Through her work, Porter Lara explores how what’s considered trash today can be an artifact. Just how the broken pottery pieces she saw along the border are artifacts from previous cultures, the water bottle is a contemporary artifact of the people crossing that same border today.

The pieces you’ll find in Porter Lara’s exhibit transform the bottle into a precious object – it becomes a vessel, like those artifacts of the past, to carry life-sustaining water across a border. Her pieces encourage us to transform what we once regarded as trash into something that is telling of our human history. She blurs the border that exists between rubbish and artifact.

And while in the exhibit, it’s not hard to finally blur that distinction for yourself. Items that resemble water bottles surround you throughout the exhibit, but suddenly they’re not bottles, they’re art. The shiny, smooth texture of the hardened clay and unique shapes they’re in transform what would otherwise be considered a bottle into something prized and precious – an artifact.

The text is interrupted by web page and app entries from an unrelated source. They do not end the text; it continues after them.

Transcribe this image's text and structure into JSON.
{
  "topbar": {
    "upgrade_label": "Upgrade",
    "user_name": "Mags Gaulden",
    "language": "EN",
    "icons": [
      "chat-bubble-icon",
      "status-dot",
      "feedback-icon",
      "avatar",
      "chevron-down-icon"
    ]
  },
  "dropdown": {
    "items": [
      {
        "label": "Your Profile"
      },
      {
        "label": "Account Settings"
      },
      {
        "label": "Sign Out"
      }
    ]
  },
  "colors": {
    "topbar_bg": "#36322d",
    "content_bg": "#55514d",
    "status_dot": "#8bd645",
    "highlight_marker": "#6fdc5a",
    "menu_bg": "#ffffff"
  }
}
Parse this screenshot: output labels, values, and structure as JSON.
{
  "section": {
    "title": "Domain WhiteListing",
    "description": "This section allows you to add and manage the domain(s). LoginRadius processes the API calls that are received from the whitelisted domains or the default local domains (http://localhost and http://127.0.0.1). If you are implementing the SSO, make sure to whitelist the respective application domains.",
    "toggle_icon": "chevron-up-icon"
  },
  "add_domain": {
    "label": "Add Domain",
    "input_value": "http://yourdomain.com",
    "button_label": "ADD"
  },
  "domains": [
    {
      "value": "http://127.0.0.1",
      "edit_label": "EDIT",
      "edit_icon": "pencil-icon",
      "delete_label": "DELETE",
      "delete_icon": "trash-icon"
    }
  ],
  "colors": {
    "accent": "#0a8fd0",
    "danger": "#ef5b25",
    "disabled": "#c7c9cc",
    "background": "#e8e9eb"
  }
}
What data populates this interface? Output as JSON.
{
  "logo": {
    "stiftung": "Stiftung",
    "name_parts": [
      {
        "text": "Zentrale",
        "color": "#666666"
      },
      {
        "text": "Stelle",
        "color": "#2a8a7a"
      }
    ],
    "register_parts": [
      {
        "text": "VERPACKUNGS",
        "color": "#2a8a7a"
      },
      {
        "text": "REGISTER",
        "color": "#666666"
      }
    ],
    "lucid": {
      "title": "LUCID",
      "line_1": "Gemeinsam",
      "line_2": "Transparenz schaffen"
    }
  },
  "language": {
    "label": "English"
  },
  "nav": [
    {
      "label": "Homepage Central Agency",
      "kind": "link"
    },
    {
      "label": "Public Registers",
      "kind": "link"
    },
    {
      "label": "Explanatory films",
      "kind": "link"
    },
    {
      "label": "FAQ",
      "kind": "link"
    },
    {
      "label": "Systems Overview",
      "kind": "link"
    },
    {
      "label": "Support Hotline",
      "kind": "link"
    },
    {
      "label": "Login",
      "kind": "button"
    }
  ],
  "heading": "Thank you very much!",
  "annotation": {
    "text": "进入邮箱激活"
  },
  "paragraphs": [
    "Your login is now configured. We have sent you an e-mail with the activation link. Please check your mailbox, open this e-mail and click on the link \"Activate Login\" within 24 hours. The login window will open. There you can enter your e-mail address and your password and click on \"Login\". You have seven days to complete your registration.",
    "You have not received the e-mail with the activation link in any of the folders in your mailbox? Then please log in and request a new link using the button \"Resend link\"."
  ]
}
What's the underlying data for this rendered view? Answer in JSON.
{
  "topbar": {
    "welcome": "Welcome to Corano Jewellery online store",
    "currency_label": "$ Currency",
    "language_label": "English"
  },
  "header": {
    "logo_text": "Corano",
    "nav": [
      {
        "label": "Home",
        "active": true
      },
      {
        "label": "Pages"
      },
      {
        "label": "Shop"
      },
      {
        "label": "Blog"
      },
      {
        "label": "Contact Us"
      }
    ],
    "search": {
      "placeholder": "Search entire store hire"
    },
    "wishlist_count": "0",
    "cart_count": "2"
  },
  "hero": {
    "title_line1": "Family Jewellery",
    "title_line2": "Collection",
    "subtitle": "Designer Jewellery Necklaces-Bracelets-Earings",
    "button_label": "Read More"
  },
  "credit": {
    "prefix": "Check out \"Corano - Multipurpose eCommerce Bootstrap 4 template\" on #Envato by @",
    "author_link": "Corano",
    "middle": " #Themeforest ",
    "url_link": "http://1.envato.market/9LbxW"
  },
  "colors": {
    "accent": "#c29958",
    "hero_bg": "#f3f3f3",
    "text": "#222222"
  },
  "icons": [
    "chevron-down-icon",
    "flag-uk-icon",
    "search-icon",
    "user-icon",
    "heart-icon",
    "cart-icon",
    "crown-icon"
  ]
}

A second boundary her pieces blur is one that many people create between themselves and nature. Her exhibit encourages us to question the human relationship with nature, and how those lines that we create to divide us from nature technically don’t exist. We are a part of nature; plastic, something we consider completely separate from the natural world, is in fact made from chemicals that exist in nature and by the human hand. We discard it as if it’s trash, when in fact it is part of the natural world. Porter Lara crosses endless boundaries with her work, encouraging us to questions what boundaries and borders we encounter on a daily basis.

Border Crossing, on display from February 17 to May 14, is placed next to another exhibit, New Ground: The Southwest of Maria Martinez and Laura Gilpin, to highlight the past and ongoing creativity and history of the American southwest.

Now, if the two main themes of Border Crossing aren’t enough to think about already, the exhibit also speaks to more than binary distinctions. It reminds us of the obvious, that people are crossing borders every day. Being a time in the U.S. when that same border Porter Lara was exploring just four years ago is threatened, the exhibits bring attention to the many communities and people that have existed along that southwestern border throughout centuries. A threat to that border is a threat to the history, cultures, and people who have crossed it countless times. The exhibit is an important reminder, especially here on the east coast, of how much history the American Southwest has and continues to make every day.